Data shown —
--------------------
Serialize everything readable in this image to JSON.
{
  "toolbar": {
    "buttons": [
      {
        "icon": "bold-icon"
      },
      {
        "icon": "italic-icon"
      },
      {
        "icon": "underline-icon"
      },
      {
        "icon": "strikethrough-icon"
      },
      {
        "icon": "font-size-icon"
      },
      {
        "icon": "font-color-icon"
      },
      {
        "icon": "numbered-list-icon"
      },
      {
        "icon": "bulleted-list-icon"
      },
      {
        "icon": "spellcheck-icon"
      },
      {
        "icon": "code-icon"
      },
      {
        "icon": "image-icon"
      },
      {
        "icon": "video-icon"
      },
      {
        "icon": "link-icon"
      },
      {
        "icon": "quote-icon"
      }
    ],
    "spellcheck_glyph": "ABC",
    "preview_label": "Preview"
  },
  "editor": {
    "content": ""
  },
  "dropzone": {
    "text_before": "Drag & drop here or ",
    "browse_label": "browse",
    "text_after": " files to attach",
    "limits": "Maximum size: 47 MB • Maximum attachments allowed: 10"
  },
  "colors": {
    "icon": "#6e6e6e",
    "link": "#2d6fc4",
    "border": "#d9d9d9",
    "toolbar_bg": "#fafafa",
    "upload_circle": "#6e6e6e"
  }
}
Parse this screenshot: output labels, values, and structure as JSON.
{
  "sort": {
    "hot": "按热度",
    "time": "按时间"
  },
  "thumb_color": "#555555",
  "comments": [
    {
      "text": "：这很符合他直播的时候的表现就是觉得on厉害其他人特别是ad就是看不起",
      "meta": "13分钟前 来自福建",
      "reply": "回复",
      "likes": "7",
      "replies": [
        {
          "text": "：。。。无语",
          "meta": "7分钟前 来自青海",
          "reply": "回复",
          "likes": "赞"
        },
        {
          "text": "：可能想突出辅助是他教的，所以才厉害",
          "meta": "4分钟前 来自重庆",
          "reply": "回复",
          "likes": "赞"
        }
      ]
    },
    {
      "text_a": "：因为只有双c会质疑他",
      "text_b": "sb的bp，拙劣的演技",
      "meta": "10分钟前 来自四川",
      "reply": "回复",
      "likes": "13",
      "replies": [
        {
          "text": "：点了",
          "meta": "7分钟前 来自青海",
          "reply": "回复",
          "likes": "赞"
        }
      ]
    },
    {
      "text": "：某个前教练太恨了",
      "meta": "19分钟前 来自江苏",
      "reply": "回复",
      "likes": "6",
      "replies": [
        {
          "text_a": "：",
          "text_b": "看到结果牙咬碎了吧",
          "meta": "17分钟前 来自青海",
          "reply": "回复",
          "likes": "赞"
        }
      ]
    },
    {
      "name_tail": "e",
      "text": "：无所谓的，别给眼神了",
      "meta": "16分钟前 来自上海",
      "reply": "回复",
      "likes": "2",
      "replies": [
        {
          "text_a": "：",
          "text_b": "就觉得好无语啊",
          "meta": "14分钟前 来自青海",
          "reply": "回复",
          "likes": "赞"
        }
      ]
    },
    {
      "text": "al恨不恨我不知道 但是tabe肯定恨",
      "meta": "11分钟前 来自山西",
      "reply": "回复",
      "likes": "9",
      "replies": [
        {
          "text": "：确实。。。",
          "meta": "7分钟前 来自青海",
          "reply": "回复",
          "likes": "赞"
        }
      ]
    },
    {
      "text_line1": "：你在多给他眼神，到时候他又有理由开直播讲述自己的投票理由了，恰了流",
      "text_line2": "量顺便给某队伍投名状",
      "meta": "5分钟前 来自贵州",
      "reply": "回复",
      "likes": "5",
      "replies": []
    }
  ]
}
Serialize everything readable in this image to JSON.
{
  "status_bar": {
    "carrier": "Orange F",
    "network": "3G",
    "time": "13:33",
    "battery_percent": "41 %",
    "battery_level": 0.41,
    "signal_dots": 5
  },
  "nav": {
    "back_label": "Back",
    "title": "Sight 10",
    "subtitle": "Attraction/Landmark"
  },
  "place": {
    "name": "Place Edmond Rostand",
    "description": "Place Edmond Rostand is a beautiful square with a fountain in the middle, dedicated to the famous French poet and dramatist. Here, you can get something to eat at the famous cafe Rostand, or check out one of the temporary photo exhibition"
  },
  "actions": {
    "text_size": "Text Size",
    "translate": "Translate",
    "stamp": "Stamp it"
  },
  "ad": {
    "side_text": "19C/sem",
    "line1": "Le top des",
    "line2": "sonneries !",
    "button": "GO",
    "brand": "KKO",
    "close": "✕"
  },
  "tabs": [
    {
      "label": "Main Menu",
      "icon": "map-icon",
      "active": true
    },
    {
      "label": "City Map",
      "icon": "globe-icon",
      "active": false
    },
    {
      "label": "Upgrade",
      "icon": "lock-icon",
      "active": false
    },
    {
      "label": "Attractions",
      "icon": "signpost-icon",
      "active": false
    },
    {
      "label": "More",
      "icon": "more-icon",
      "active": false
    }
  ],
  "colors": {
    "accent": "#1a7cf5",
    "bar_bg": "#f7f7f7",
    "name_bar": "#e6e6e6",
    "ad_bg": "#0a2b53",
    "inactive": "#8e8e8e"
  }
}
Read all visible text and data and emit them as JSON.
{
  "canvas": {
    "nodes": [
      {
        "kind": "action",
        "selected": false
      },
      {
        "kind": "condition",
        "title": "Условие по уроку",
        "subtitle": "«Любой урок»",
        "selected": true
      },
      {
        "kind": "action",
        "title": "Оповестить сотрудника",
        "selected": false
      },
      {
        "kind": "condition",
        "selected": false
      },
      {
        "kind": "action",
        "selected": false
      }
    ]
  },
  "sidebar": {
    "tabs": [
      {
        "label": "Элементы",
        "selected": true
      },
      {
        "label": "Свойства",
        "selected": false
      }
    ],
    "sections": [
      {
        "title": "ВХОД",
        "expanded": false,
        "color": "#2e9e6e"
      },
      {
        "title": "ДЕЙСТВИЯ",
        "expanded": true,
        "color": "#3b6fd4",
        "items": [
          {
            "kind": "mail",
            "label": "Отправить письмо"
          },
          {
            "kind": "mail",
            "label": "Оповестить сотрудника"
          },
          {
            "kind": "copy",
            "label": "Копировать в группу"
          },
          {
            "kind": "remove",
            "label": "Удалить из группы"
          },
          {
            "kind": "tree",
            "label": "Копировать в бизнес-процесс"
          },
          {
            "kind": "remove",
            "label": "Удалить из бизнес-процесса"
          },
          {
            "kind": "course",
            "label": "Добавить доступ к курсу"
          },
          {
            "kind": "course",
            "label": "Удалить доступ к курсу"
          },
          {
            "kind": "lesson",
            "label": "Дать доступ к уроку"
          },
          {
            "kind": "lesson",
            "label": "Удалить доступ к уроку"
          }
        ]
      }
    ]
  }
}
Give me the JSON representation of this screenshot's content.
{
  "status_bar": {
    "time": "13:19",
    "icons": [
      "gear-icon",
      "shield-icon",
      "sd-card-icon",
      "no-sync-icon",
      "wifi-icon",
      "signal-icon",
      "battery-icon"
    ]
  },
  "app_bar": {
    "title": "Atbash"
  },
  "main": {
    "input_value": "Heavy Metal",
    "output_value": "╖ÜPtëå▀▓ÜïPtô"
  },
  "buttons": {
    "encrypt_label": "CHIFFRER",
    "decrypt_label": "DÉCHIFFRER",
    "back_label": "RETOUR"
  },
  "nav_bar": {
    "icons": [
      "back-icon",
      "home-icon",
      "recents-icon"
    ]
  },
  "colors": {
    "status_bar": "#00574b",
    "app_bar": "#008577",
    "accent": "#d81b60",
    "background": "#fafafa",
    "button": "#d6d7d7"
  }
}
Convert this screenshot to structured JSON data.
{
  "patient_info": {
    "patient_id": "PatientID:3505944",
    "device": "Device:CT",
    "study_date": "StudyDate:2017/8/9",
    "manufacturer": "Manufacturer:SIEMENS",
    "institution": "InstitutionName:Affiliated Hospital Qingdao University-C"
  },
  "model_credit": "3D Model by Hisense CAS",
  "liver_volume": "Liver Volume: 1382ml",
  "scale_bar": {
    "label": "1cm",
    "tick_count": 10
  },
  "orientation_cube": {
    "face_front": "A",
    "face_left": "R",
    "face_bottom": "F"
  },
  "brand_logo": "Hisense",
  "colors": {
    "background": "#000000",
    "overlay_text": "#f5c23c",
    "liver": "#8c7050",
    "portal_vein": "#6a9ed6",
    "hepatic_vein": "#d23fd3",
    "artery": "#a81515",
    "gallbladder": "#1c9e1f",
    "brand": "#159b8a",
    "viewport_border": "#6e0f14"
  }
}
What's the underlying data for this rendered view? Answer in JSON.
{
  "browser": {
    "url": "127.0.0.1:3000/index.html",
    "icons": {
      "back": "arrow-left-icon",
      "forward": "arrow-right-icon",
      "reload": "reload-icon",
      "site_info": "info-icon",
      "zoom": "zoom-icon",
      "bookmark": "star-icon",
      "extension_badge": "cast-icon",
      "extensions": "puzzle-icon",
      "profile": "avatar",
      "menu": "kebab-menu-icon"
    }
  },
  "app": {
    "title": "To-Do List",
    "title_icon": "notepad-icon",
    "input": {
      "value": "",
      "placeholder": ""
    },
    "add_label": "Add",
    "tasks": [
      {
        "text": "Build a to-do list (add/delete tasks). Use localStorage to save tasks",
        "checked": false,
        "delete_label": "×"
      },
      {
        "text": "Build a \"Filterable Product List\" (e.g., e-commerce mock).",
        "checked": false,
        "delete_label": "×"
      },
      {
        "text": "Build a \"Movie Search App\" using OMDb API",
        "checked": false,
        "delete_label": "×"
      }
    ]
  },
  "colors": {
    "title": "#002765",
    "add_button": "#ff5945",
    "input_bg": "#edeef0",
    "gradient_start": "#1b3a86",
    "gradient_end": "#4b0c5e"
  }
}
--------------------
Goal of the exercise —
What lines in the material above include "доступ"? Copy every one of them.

Reply to the task —
            "label": "Добавить доступ к курсу"
            "label": "Удалить доступ к курсу"
            "label": "Дать доступ к уроку"
            "label": "Удалить доступ к уроку"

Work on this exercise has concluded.